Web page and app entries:
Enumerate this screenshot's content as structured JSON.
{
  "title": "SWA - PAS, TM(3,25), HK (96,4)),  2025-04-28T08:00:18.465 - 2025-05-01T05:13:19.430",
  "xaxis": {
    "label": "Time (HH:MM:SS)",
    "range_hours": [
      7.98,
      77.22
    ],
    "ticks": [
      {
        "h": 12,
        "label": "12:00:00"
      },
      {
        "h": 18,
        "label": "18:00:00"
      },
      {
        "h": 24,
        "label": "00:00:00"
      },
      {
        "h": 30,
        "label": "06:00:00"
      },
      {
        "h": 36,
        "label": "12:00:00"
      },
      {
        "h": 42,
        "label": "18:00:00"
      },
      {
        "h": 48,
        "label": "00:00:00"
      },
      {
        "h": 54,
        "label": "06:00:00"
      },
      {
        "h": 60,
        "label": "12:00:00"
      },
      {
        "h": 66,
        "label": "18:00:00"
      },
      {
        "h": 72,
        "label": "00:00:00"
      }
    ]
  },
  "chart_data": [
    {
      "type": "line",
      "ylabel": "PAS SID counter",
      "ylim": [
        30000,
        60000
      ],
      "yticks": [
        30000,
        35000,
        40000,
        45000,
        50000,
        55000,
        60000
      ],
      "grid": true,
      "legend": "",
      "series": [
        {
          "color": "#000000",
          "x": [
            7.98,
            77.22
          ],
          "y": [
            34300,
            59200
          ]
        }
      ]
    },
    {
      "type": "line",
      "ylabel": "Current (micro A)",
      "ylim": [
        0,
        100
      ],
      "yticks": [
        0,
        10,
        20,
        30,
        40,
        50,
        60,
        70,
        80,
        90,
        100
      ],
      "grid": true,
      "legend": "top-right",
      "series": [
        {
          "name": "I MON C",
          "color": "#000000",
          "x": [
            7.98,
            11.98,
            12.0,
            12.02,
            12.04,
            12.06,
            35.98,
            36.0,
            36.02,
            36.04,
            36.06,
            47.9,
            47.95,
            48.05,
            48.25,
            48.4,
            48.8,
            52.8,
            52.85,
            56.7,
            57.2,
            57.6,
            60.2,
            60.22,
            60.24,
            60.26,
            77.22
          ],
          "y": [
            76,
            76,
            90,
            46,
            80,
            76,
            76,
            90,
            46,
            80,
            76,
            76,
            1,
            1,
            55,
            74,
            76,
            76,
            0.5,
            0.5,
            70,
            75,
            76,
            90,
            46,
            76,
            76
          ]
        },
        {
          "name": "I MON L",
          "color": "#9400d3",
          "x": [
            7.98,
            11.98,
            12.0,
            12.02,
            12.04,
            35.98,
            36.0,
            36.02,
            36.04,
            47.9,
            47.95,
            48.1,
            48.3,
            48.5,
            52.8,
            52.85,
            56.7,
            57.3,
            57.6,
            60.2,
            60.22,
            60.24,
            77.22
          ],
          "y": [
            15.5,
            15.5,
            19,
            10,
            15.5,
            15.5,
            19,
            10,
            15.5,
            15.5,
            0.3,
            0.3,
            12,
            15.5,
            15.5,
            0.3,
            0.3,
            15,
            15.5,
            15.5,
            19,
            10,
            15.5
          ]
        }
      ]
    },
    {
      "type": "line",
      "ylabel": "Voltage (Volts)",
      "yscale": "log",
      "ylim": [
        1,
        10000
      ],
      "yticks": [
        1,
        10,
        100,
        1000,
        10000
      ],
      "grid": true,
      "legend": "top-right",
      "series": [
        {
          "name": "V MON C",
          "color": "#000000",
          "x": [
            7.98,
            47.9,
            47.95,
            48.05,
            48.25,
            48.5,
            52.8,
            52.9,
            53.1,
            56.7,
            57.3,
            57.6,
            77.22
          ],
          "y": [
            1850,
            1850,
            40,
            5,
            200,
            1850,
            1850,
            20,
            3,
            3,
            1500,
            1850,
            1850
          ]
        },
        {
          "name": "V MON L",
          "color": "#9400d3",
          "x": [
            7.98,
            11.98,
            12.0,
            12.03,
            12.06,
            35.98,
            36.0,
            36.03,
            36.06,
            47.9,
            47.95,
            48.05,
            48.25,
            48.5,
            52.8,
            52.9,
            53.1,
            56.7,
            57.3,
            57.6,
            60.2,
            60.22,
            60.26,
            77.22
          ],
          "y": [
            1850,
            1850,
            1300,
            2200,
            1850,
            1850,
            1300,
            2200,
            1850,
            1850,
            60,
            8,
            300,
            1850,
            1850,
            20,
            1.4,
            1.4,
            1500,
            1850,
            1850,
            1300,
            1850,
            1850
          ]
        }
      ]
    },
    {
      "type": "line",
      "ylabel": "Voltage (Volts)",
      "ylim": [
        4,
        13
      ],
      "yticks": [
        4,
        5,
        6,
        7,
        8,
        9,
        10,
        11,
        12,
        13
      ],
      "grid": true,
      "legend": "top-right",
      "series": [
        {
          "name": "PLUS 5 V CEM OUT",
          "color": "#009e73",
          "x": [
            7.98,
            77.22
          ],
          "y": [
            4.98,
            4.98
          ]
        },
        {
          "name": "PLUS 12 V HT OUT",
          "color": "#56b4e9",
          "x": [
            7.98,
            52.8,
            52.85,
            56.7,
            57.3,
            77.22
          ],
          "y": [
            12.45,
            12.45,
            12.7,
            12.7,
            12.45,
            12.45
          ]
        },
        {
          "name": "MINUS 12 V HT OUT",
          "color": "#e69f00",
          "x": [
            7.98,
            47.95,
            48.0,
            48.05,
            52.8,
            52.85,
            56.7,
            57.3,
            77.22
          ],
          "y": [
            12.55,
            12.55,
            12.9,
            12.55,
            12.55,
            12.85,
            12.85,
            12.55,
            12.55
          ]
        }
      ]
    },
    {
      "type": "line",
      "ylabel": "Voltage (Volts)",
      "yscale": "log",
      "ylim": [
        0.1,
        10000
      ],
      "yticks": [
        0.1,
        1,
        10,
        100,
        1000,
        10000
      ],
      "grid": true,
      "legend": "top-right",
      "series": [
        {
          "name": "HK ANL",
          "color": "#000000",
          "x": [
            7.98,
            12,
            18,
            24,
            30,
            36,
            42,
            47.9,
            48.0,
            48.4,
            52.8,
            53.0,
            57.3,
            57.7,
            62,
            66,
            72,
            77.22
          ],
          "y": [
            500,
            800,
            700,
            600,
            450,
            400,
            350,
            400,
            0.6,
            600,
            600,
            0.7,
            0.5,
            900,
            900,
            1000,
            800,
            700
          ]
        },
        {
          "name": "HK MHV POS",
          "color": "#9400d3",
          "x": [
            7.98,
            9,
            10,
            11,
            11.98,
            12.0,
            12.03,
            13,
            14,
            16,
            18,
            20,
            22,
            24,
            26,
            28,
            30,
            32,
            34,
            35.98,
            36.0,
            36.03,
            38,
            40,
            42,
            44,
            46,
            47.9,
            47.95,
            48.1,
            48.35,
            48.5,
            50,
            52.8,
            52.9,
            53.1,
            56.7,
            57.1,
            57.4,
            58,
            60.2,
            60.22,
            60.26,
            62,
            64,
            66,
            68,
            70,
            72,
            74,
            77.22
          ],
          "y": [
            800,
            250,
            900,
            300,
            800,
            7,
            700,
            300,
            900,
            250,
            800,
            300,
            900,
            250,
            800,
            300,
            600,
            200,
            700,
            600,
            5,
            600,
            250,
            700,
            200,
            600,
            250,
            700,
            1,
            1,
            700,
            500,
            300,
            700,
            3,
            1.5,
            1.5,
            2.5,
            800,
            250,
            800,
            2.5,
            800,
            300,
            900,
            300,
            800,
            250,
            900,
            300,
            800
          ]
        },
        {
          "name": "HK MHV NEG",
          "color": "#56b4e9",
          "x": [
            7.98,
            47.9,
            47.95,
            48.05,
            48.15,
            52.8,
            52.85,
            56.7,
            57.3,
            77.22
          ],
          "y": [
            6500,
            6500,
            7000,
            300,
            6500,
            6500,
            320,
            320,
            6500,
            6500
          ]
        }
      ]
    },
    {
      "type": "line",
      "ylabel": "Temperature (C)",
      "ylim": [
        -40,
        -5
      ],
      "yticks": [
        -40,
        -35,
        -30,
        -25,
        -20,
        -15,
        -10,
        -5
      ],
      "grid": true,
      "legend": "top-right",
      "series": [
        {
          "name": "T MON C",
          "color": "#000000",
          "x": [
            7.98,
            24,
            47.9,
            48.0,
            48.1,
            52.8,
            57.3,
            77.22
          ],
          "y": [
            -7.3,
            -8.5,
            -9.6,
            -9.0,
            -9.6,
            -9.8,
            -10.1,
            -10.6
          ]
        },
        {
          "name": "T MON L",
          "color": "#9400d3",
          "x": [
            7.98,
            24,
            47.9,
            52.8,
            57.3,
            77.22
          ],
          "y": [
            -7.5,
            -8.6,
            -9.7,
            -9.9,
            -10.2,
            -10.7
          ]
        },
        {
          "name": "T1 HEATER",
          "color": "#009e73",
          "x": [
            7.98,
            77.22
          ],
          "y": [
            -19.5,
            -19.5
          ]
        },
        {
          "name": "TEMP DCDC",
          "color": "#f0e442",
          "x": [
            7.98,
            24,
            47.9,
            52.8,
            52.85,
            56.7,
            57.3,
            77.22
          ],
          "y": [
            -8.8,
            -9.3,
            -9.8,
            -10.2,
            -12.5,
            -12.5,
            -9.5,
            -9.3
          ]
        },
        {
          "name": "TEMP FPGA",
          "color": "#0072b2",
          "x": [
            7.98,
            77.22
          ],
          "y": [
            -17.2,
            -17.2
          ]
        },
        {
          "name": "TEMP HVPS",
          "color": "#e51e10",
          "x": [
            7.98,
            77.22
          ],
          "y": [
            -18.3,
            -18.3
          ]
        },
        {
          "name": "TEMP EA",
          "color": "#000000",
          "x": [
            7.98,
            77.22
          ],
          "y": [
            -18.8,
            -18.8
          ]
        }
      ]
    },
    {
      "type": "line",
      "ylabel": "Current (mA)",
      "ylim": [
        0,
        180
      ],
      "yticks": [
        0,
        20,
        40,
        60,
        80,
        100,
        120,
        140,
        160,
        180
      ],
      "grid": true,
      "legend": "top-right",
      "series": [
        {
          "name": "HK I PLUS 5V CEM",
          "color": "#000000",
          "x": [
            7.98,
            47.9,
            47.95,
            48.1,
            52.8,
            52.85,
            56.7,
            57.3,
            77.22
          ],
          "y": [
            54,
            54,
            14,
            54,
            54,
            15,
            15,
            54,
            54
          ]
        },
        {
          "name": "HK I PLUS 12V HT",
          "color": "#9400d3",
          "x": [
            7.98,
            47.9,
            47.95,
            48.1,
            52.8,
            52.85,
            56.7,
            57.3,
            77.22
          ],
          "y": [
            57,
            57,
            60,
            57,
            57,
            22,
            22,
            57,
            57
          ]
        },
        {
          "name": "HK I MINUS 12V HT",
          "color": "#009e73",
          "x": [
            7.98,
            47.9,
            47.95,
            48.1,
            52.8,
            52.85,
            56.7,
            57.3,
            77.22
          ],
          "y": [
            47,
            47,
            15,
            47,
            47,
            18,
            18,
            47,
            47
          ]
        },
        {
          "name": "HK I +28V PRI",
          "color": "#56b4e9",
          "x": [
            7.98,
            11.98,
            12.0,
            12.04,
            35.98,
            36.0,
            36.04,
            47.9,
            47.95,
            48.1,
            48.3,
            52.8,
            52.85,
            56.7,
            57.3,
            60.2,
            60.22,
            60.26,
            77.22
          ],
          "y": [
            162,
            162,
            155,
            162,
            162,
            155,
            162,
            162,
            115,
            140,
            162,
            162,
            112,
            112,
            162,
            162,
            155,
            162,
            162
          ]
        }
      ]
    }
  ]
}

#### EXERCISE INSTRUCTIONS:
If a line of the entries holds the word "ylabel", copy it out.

#### ANSWER:
      "ylabel": "PAS SID counter",
      "ylabel": "Current (micro A)",
      "ylabel": "Voltage (Volts)",
      "ylabel": "Voltage (Volts)",
      "ylabel": "Voltage (Volts)",
      "ylabel": "Temperature (C)",
      "ylabel": "Current (mA)",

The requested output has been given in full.